Many believe New England needed a No. 1 receiver, which most teams need—and since Hopkins isn’t a No. 1, why would they pay $26 million for two years? They signed JuJu Smith-Schuster to play the slot. Last year for the Chiefs, Smith-Scuster had 78 catches for a 12-yard average and scored three times. Good, not great numbers, but at $8.5 million per year, with Smith-Schuster only being 26 years old, the deal seems more logical. Unless you believe Hopkins is a No. 1 receiver—which is an exaggeration. By the way, look at the numbers produced by Hopkins after leaving Houston. He is 1.4 yards less per catch—and his touchdown ratio went from 11.7 with the Texans to 18.8 with the Cards.
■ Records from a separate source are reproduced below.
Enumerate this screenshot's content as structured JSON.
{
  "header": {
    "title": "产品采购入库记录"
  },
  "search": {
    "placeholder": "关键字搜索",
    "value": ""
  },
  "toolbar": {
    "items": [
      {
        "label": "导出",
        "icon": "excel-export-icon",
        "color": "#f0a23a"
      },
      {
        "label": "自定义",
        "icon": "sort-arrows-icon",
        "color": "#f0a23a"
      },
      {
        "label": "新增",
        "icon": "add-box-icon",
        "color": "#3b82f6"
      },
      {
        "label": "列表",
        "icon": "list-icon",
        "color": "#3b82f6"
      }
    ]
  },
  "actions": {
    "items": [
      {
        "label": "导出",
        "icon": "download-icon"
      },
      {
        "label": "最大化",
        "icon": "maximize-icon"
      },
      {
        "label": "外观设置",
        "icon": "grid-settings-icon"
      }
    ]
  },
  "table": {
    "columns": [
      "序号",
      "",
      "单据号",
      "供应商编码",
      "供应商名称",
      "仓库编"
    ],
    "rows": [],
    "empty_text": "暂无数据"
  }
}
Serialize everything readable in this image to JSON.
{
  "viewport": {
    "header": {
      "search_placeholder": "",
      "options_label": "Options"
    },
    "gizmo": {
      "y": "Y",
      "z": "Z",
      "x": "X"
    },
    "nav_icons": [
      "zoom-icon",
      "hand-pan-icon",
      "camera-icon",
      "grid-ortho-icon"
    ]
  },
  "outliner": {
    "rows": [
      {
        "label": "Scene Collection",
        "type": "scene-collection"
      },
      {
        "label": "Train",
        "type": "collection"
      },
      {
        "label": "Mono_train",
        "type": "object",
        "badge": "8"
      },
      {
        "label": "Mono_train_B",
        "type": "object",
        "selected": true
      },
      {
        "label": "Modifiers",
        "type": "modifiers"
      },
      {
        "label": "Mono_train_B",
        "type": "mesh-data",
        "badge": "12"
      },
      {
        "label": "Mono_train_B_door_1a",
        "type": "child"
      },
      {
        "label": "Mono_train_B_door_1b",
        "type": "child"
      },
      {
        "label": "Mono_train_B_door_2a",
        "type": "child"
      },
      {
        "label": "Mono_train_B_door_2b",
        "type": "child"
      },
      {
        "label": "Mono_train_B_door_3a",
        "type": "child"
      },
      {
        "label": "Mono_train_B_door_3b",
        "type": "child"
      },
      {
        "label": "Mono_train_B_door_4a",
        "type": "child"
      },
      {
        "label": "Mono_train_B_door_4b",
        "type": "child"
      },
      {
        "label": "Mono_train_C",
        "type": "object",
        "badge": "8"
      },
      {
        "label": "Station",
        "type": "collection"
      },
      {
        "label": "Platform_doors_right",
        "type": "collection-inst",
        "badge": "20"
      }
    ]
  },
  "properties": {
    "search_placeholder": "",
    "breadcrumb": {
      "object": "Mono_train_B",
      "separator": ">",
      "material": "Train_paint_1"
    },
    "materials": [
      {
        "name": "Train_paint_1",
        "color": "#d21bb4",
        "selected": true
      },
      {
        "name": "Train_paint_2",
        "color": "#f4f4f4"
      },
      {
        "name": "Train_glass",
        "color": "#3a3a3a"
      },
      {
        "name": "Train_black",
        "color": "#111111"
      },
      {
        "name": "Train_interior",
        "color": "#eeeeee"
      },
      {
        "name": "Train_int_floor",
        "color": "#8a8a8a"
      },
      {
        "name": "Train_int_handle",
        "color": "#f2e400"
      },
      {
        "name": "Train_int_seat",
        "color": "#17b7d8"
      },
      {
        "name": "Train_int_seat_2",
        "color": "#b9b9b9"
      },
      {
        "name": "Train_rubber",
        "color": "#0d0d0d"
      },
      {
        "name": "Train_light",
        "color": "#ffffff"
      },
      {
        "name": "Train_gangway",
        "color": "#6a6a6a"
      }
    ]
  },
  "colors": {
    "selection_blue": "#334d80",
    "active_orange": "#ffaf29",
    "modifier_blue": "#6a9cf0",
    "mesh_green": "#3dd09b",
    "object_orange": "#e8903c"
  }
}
Once again, the overpaying is not a knock against the Titans, simply the reality of their situation. Hopkins will become quarterback Ryan Tannehill’s best friend, especially on third down, where they ranked 23rd overall. Hopkins can make the tough catch to keep the chains moving, yet because he is the only threat on third down, he will be doubled all over the field, thus putting pressure on Burks and Nick Westbrook-Ikhine to produce. Adding Hopkins won’t change their offensive philosophy as the Titans need to run the ball, play sound defense and be opportunistic in the red zone—which they were last year, ranking sixth overall.
Their recipe for winning works. However, they have no margin for error. If they get behind, have to play catch-up and cannot use their run-action passing game to move the ball, they are in trouble. The Titans don’t want, nor do they have, an elaborate dropback pass game, and when forced to use one, they are vulnerable to mistakes. They must play their style, and their head coach Mike Vrabel understands how to win. More importantly, he knows how to manage the game to give his team the best chance to win. The Titans with Vrabel will never be flashy or explosive, but they will win critical game situations. With some of the new additions to their team—most notably Azeez Al Shaair at linebacker, and Sean Murphy-Bunting at corner, the Titans assuming they can stay healthy, should be able to compete for the South title.
Currently, their win total is at 7.5, and playing in the South with new rookie quarterbacks starting for the Colts and Texans, makes me love the Over. Forget the Will Levis conversation of him being the starter for the Titans. He couldn’t beat our Sean Clifford at Penn State. How is he going to beat out Tannehill during his rookie season? No chance.
I trust Vrabel. I love their defense, and adding Hopkins can help—but let’s not buy the myth that he is a No. 1 receiver.